 Here at Mountain Mobile Vet and The Animal Hospital Center, we strongly believe in dental care for your pet. As your local Pet Vet, we offer full service dental care,, with dental exams year round for free of charge. In February and September, we offer a 20% off all dental services . Read below!

February is almost here. This is “national Pet dental health month,” a time to have your pet’s annual dental health check up. Many local veterinarians are offering discounts on pet dental services. So often I hear “Doc, I had a cat my whole life and I never had to clean her teeth,” or “Doc, I just give my dog a bone once a week and I figured that would take care of those teeth!”

Believe it or not, your pet’s need annual dental exams and prophys, just like people!  Because your pets cannot talk to you and tell you when there truly is an issue, having an annual dental check up can be very helpful in identifying pathology in your pet’s mouth long before you see signs!

Pets are prone to multiple dental issues. In dogs, we often will find broken teeth, abscessed teeth, as well as oral cancers. In cat, we will find what is referred to as “resorbtive” lesions, a type of “cavity” found up next to the gum line which can be very painful to a cat. In addition, we also discover abscessing teeth and again, oral cancers.

In pets, outward signs of dental disease include:

-Bad Breath

-excessive salivation

-discharge from the mouth

-problems picking up and/or chewing food

-swelling on the side of the face

- Talking or making noises when eating or opening the mouth

-not wanting the mouth touched, “shying away” when approached

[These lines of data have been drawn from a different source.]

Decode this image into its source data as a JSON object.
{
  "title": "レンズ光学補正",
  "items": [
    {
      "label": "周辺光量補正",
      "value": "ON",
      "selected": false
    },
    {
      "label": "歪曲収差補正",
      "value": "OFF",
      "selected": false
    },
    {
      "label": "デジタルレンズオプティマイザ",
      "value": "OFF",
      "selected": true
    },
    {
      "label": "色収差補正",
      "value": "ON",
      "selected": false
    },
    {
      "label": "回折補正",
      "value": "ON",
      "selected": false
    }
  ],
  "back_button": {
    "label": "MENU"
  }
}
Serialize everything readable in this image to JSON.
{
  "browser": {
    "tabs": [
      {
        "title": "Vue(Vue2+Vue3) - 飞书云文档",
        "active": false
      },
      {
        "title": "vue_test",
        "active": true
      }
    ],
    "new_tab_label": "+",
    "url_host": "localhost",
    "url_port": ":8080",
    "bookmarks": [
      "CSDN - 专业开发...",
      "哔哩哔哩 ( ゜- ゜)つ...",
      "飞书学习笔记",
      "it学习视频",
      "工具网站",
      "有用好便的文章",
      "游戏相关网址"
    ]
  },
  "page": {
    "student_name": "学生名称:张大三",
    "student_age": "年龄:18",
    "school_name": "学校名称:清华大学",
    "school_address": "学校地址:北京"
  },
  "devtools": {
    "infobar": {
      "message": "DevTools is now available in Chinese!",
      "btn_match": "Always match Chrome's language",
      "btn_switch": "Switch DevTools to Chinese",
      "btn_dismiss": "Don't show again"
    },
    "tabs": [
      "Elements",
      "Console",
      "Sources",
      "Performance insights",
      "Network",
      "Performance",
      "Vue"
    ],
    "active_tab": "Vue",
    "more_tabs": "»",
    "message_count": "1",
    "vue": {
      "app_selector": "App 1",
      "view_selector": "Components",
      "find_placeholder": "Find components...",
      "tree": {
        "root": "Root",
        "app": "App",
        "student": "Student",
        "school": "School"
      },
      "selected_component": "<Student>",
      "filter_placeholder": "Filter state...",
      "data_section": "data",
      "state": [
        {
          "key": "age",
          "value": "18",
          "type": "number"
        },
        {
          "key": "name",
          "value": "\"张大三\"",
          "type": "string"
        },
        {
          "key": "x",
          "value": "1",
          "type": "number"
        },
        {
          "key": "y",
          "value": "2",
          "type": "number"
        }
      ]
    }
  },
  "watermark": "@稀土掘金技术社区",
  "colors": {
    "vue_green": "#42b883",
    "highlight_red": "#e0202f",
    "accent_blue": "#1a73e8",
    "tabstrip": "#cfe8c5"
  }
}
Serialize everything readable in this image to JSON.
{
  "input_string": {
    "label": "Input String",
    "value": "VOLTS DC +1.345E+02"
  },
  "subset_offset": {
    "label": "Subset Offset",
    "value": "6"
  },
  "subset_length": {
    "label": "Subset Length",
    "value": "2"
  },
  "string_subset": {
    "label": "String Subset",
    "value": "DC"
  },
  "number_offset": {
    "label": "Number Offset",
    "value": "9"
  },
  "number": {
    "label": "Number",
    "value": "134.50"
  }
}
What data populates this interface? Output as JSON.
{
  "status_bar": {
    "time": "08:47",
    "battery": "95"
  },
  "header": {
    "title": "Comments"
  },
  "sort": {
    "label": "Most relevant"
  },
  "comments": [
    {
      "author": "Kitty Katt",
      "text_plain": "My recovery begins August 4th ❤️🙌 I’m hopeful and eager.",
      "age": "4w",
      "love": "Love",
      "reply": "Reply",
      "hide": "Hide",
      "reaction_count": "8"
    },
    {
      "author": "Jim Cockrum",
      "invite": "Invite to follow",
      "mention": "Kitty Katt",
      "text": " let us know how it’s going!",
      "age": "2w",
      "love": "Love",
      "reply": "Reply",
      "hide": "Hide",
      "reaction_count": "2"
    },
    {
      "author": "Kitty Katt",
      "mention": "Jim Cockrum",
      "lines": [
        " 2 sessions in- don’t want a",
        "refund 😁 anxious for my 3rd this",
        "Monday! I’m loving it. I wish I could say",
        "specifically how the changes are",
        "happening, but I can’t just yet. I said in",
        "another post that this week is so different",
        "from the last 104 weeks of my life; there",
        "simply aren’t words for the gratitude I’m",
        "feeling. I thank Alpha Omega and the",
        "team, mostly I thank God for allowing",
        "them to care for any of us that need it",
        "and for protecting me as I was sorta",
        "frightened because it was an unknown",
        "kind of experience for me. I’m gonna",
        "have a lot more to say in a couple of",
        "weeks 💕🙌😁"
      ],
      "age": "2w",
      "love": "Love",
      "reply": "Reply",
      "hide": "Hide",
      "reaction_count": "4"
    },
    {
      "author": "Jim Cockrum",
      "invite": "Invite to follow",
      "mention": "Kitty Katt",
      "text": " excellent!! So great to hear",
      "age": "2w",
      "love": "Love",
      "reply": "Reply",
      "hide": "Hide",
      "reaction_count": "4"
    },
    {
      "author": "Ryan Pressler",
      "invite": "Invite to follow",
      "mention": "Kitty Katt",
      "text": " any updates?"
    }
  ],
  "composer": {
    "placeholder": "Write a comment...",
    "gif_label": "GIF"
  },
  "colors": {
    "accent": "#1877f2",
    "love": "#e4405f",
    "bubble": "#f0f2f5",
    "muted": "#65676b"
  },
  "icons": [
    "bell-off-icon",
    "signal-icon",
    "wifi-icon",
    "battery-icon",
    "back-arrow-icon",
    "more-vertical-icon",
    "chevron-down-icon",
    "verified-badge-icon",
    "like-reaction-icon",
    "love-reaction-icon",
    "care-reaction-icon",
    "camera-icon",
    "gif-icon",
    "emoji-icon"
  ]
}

-chewing on one side of the mouth vs another

-Chronic sneezing and/or nasal discharge

Once examined, your veterinarian can determine the need for the next step in your pet’s dental care.

The first, and foremost step is a good dental cleaning. The pet is typically sedated to avoid dangerous particles of plaque and bacteria from getting into your pet’s lungs. During the cleaning process,  the teeth are carefully ultrasonically cleaned and polished, then a “probe” is utilized to locate problem areas. Photos are taken before and after the cleaning to allow pet owner’s to understand what those teeth looked like prior to the cleaning and how wonderful they look after.

After the dental cleaning, your veterinarian absolutely should take dental radiographs. Just visually examining your pet’s  mouth is the “tip of the iceberg” when it comes to truly evaluating your pet’s dental health.Dental radiographs allow the veterinarian to visualize what is happening “below the gum line” and so often times resorbing roots, broken roots, abscesses and even oral cancers can be identified. Your veterinarian can also utilized dental radiographs to predict  further problem areas to care can be instigated early to avoid losing those teeth in the future. In questionable areas where there is gum loss and disease starting, veterinarians can instill a long acting antibiotic after deep cleaning to save those teeth from being extracted.

After the dental cleaning and radiographs are performed, several areas of dental pathology can be identified and often repaired.

Repair of dental pathology can include enamel repair, root canals, or even extraction depending upon what is found during the dental procedure.

Regardless, by taking care of your pet’s dental health, you are assuring you are

Preventing serious systemic infections from occurring later, not to forget avoiding your pet being in pain from a dental issue that was not detected early.

In conclusion, being proactive with your pet’s dental care can assure a healthier, happier pet!

We look forward to seeing you!